The response must contain all of the entries, each one repeated exactly.

# Supplied information
******
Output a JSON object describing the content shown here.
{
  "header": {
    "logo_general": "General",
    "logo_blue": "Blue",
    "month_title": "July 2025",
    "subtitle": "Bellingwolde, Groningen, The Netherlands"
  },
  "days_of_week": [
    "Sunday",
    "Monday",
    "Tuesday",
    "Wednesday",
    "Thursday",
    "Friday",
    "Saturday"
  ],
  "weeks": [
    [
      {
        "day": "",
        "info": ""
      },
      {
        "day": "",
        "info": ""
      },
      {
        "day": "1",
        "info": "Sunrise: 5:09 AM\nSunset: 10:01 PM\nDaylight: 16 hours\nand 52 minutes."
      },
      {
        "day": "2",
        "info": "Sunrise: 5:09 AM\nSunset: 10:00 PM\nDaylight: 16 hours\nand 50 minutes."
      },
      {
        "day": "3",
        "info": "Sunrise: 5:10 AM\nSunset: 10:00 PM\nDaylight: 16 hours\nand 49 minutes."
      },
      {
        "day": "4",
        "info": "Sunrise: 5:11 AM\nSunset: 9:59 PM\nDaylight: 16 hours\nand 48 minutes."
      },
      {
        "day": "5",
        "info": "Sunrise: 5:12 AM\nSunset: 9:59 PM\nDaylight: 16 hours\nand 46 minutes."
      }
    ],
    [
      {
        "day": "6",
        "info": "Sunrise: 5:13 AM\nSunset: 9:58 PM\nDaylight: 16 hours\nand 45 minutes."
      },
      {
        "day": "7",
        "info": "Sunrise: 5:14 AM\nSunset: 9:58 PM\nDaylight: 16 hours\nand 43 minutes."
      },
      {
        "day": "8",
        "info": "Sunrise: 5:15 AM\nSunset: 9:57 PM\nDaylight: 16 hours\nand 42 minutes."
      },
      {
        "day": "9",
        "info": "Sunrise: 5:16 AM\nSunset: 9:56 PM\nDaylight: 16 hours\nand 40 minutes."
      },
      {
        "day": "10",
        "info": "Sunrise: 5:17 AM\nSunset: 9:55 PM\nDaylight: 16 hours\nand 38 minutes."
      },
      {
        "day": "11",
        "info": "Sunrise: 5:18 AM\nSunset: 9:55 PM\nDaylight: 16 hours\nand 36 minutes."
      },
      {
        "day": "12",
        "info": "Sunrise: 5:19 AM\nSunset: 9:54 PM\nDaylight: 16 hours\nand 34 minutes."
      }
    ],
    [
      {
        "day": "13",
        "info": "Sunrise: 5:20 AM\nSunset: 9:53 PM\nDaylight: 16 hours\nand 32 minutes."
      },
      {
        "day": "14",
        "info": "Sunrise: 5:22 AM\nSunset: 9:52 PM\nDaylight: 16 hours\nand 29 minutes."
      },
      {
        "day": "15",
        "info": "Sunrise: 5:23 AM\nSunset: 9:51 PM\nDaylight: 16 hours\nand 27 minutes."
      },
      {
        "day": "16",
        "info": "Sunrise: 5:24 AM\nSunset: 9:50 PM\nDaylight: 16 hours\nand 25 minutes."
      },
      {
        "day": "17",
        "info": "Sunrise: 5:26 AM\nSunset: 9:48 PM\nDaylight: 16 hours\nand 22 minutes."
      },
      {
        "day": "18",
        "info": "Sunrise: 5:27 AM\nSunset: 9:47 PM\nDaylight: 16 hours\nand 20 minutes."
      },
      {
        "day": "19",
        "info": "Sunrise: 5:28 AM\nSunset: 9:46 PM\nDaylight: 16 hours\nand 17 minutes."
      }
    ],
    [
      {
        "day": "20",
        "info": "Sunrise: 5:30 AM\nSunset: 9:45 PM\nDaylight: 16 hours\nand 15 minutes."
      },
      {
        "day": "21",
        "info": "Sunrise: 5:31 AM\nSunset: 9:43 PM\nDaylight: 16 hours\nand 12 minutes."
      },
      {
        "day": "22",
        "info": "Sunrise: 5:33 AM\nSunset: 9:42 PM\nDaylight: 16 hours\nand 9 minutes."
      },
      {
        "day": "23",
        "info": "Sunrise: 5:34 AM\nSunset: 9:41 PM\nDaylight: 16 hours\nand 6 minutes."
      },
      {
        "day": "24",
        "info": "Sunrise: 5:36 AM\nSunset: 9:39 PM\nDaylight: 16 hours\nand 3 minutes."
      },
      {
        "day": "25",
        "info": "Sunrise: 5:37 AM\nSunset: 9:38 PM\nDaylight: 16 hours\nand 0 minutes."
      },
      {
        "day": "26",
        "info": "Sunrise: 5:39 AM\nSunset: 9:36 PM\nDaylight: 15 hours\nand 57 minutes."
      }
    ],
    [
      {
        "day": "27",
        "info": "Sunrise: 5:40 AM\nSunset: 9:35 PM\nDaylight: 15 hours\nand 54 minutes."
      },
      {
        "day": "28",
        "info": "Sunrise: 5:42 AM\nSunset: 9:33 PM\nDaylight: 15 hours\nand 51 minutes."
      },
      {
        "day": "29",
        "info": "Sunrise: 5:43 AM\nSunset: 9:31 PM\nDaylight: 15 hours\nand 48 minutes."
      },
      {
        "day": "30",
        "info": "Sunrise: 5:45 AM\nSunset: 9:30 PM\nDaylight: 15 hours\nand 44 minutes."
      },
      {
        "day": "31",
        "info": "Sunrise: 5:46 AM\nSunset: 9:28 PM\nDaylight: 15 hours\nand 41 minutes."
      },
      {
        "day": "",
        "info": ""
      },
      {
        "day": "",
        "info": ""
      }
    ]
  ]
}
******
# Output below
Output a JSON object describing the content shown here.
{
  "header": {
    "logo_general": "General",
    "logo_blue": "Blue",
    "month_title": "July 2025",
    "subtitle": "Bellingwolde, Groningen, The Netherlands"
  },
  "days_of_week": [
    "Sunday",
    "Monday",
    "Tuesday",
    "Wednesday",
    "Thursday",
    "Friday",
    "Saturday"
  ],
  "weeks": [
    [
      {
        "day": "",
        "info": ""
      },
      {
        "day": "",
        "info": ""
      },
      {
        "day": "1",
        "info": "Sunrise: 5:09 AM\nSunset: 10:01 PM\nDaylight: 16 hours\nand 52 minutes."
      },
      {
        "day": "2",
        "info": "Sunrise: 5:09 AM\nSunset: 10:00 PM\nDaylight: 16 hours\nand 50 minutes."
      },
      {
        "day": "3",
        "info": "Sunrise: 5:10 AM\nSunset: 10:00 PM\nDaylight: 16 hours\nand 49 minutes."
      },
      {
        "day": "4",
        "info": "Sunrise: 5:11 AM\nSunset: 9:59 PM\nDaylight: 16 hours\nand 48 minutes."
      },
      {
        "day": "5",
        "info": "Sunrise: 5:12 AM\nSunset: 9:59 PM\nDaylight: 16 hours\nand 46 minutes."
      }
    ],
    [
      {
        "day": "6",
        "info": "Sunrise: 5:13 AM\nSunset: 9:58 PM\nDaylight: 16 hours\nand 45 minutes."
      },
      {
        "day": "7",
        "info": "Sunrise: 5:14 AM\nSunset: 9:58 PM\nDaylight: 16 hours\nand 43 minutes."
      },
      {
        "day": "8",
        "info": "Sunrise: 5:15 AM\nSunset: 9:57 PM\nDaylight: 16 hours\nand 42 minutes."
      },
      {
        "day": "9",
        "info": "Sunrise: 5:16 AM\nSunset: 9:56 PM\nDaylight: 16 hours\nand 40 minutes."
      },
      {
        "day": "10",
        "info": "Sunrise: 5:17 AM\nSunset: 9:55 PM\nDaylight: 16 hours\nand 38 minutes."
      },
      {
        "day": "11",
        "info": "Sunrise: 5:18 AM\nSunset: 9:55 PM\nDaylight: 16 hours\nand 36 minutes."
      },
      {
        "day": "12",
        "info": "Sunrise: 5:19 AM\nSunset: 9:54 PM\nDaylight: 16 hours\nand 34 minutes."
      }
    ],
    [
      {
        "day": "13",
        "info": "Sunrise: 5:20 AM\nSunset: 9:53 PM\nDaylight: 16 hours\nand 32 minutes."
      },
      {
        "day": "14",
        "info": "Sunrise: 5:22 AM\nSunset: 9:52 PM\nDaylight: 16 hours\nand 29 minutes."
      },
      {
        "day": "15",
        "info": "Sunrise: 5:23 AM\nSunset: 9:51 PM\nDaylight: 16 hours\nand 27 minutes."
      },
      {
        "day": "16",
        "info": "Sunrise: 5:24 AM\nSunset: 9:50 PM\nDaylight: 16 hours\nand 25 minutes."
      },
      {
        "day": "17",
        "info": "Sunrise: 5:26 AM\nSunset: 9:48 PM\nDaylight: 16 hours\nand 22 minutes."
      },
      {
        "day": "18",
        "info": "Sunrise: 5:27 AM\nSunset: 9:47 PM\nDaylight: 16 hours\nand 20 minutes."
      },
      {
        "day": "19",
        "info": "Sunrise: 5:28 AM\nSunset: 9:46 PM\nDaylight: 16 hours\nand 17 minutes."
      }
    ],
    [
      {
        "day": "20",
        "info": "Sunrise: 5:30 AM\nSunset: 9:45 PM\nDaylight: 16 hours\nand 15 minutes."
      },
      {
        "day": "21",
        "info": "Sunrise: 5:31 AM\nSunset: 9:43 PM\nDaylight: 16 hours\nand 12 minutes."
      },
      {
        "day": "22",
        "info": "Sunrise: 5:33 AM\nSunset: 9:42 PM\nDaylight: 16 hours\nand 9 minutes."
      },
      {
        "day": "23",
        "info": "Sunrise: 5:34 AM\nSunset: 9:41 PM\nDaylight: 16 hours\nand 6 minutes."
      },
      {
        "day": "24",
        "info": "Sunrise: 5:36 AM\nSunset: 9:39 PM\nDaylight: 16 hours\nand 3 minutes."
      },
      {
        "day": "25",
        "info": "Sunrise: 5:37 AM\nSunset: 9:38 PM\nDaylight: 16 hours\nand 0 minutes."
      },
      {
        "day": "26",
        "info": "Sunrise: 5:39 AM\nSunset: 9:36 PM\nDaylight: 15 hours\nand 57 minutes."
      }
    ],
    [
      {
        "day": "27",
        "info": "Sunrise: 5:40 AM\nSunset: 9:35 PM\nDaylight: 15 hours\nand 54 minutes."
      },
      {
        "day": "28",
        "info": "Sunrise: 5:42 AM\nSunset: 9:33 PM\nDaylight: 15 hours\nand 51 minutes."
      },
      {
        "day": "29",
        "info": "Sunrise: 5:43 AM\nSunset: 9:31 PM\nDaylight: 15 hours\nand 48 minutes."
      },
      {
        "day": "30",
        "info": "Sunrise: 5:45 AM\nSunset: 9:30 PM\nDaylight: 15 hours\nand 44 minutes."
      },
      {
        "day": "31",
        "info": "Sunrise: 5:46 AM\nSunset: 9:28 PM\nDaylight: 15 hours\nand 41 minutes."
      },
      {
        "day": "",
        "info": ""
      },
      {
        "day": "",
        "info": ""
      }
    ]
  ]
}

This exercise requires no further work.